The reply should hold every record, copied exactly, and none of the pictures.

————

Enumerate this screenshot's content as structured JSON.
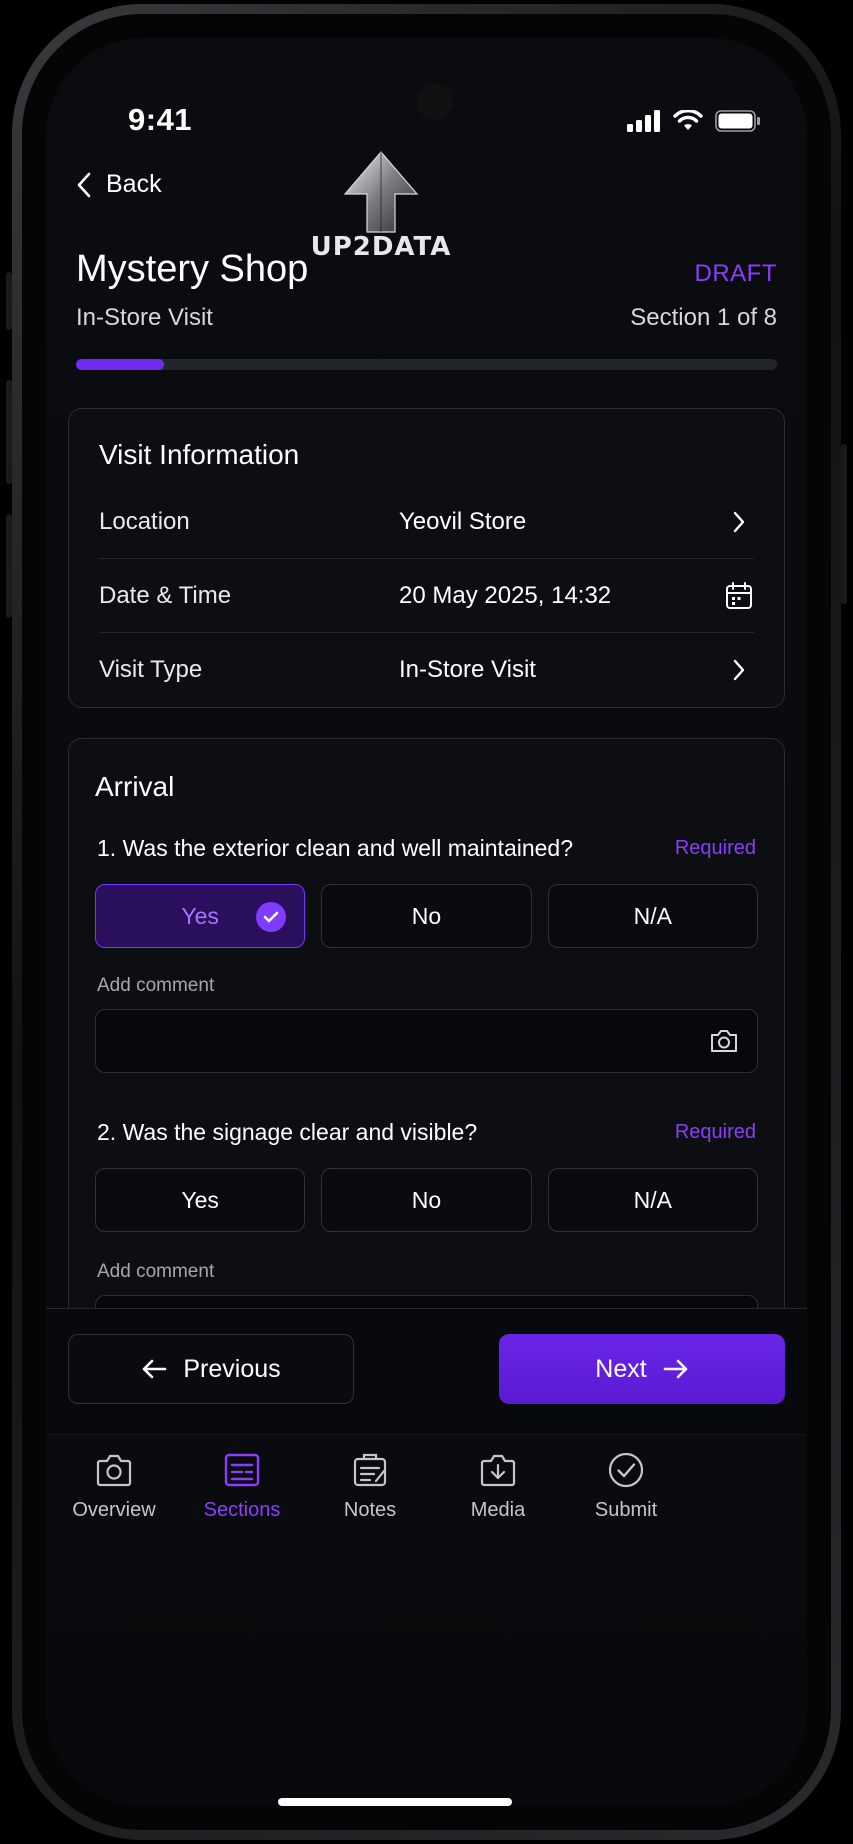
{
  "status_bar": {
    "time": "9:41"
  },
  "header": {
    "back_label": "Back",
    "logo_text": "UP2DATA",
    "title": "Mystery Shop",
    "status_badge": "DRAFT",
    "subtitle": "In-Store Visit",
    "section_indicator": "Section 1 of 8",
    "progress": 0.125
  },
  "visit_info": {
    "title": "Visit Information",
    "rows": [
      {
        "label": "Location",
        "value": "Yeovil Store",
        "icon": "chevron-right-icon"
      },
      {
        "label": "Date & Time",
        "value": "20 May 2025, 14:32",
        "icon": "calendar-icon"
      },
      {
        "label": "Visit Type",
        "value": "In-Store Visit",
        "icon": "chevron-right-icon"
      }
    ]
  },
  "arrival": {
    "title": "Arrival",
    "questions": [
      {
        "text": "1. Was the exterior clean and well maintained?",
        "required": "Required",
        "options": [
          "Yes",
          "No",
          "N/A"
        ],
        "selected": "Yes",
        "comment_label": "Add comment",
        "comment_value": ""
      },
      {
        "text": "2. Was the signage clear and visible?",
        "required": "Required",
        "options": [
          "Yes",
          "No",
          "N/A"
        ],
        "selected": null,
        "comment_label": "Add comment",
        "comment_value": ""
      }
    ]
  },
  "actions": {
    "previous": "Previous",
    "next": "Next"
  },
  "tabs": [
    {
      "label": "Overview",
      "icon": "camera-icon"
    },
    {
      "label": "Sections",
      "icon": "sections-icon",
      "active": true
    },
    {
      "label": "Notes",
      "icon": "notes-icon"
    },
    {
      "label": "Media",
      "icon": "media-icon"
    },
    {
      "label": "Submit",
      "icon": "check-circle-icon"
    }
  ],
  "colors": {
    "accent": "#7d3cff",
    "background": "#08090c"
  }
}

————

RESULT OF THIS TASK ->
Enumerate this screenshot's content as structured JSON.
{
  "status_bar": {
    "time": "9:41"
  },
  "header": {
    "back_label": "Back",
    "logo_text": "UP2DATA",
    "title": "Mystery Shop",
    "status_badge": "DRAFT",
    "subtitle": "In-Store Visit",
    "section_indicator": "Section 1 of 8",
    "progress": 0.125
  },
  "visit_info": {
    "title": "Visit Information",
    "rows": [
      {
        "label": "Location",
        "value": "Yeovil Store",
        "icon": "chevron-right-icon"
      },
      {
        "label": "Date & Time",
        "value": "20 May 2025, 14:32",
        "icon": "calendar-icon"
      },
      {
        "label": "Visit Type",
        "value": "In-Store Visit",
        "icon": "chevron-right-icon"
      }
    ]
  },
  "arrival": {
    "title": "Arrival",
    "questions": [
      {
        "text": "1. Was the exterior clean and well maintained?",
        "required": "Required",
        "options": [
          "Yes",
          "No",
          "N/A"
        ],
        "selected": "Yes",
        "comment_label": "Add comment",
        "comment_value": ""
      },
      {
        "text": "2. Was the signage clear and visible?",
        "required": "Required",
        "options": [
          "Yes",
          "No",
          "N/A"
        ],
        "selected": null,
        "comment_label": "Add comment",
        "comment_value": ""
      }
    ]
  },
  "actions": {
    "previous": "Previous",
    "next": "Next"
  },
  "tabs": [
    {
      "label": "Overview",
      "icon": "camera-icon"
    },
    {
      "label": "Sections",
      "icon": "sections-icon",
      "active": true
    },
    {
      "label": "Notes",
      "icon": "notes-icon"
    },
    {
      "label": "Media",
      "icon": "media-icon"
    },
    {
      "label": "Submit",
      "icon": "check-circle-icon"
    }
  ],
  "colors": {
    "accent": "#7d3cff",
    "background": "#08090c"
  }
}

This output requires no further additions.